- _Task requirements_
Please copy out every line in the entries that includes the word "Accept".

-------------------------

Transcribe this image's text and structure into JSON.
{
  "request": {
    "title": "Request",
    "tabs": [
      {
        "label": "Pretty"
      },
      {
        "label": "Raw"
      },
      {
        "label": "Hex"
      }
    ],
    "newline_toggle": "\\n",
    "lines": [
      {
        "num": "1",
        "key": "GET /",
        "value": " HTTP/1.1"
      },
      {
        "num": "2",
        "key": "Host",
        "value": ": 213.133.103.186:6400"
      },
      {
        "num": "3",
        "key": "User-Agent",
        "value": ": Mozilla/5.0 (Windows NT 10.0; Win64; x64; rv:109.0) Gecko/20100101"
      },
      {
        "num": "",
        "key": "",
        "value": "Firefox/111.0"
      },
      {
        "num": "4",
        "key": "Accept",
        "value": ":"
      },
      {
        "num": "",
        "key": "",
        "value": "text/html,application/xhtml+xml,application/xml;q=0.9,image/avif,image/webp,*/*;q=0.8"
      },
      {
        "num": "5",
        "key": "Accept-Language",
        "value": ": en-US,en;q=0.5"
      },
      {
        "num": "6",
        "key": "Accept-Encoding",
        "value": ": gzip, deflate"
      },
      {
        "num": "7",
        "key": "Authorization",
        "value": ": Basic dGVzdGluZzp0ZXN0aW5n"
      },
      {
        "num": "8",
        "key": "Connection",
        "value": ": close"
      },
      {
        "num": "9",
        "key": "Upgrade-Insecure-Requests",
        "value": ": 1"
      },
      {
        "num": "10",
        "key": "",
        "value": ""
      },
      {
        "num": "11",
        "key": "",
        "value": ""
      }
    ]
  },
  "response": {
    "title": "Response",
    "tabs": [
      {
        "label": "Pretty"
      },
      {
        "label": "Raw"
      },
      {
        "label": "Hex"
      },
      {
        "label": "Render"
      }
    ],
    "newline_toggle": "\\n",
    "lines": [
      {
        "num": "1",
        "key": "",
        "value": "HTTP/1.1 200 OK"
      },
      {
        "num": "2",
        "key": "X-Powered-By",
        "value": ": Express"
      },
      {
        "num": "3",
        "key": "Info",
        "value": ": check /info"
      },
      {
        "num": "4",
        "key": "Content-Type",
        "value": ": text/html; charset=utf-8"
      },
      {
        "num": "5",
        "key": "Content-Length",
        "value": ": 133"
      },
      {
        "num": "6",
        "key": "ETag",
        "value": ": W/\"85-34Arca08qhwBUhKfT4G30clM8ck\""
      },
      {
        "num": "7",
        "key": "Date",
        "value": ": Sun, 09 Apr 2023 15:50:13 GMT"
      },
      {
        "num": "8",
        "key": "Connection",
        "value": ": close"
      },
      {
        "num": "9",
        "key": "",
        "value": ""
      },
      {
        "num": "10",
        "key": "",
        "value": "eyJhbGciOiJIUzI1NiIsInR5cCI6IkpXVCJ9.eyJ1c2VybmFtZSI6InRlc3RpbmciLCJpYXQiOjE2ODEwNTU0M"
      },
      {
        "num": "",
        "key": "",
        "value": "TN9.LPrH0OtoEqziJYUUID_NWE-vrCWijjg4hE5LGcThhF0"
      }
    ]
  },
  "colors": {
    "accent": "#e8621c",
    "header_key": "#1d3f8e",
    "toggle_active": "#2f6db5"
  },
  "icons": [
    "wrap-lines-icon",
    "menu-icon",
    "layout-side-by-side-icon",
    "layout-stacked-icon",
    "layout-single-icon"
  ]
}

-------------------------

- _Written solution_
        "key": "Accept",
        "key": "Accept-Language",
        "key": "Accept-Encoding",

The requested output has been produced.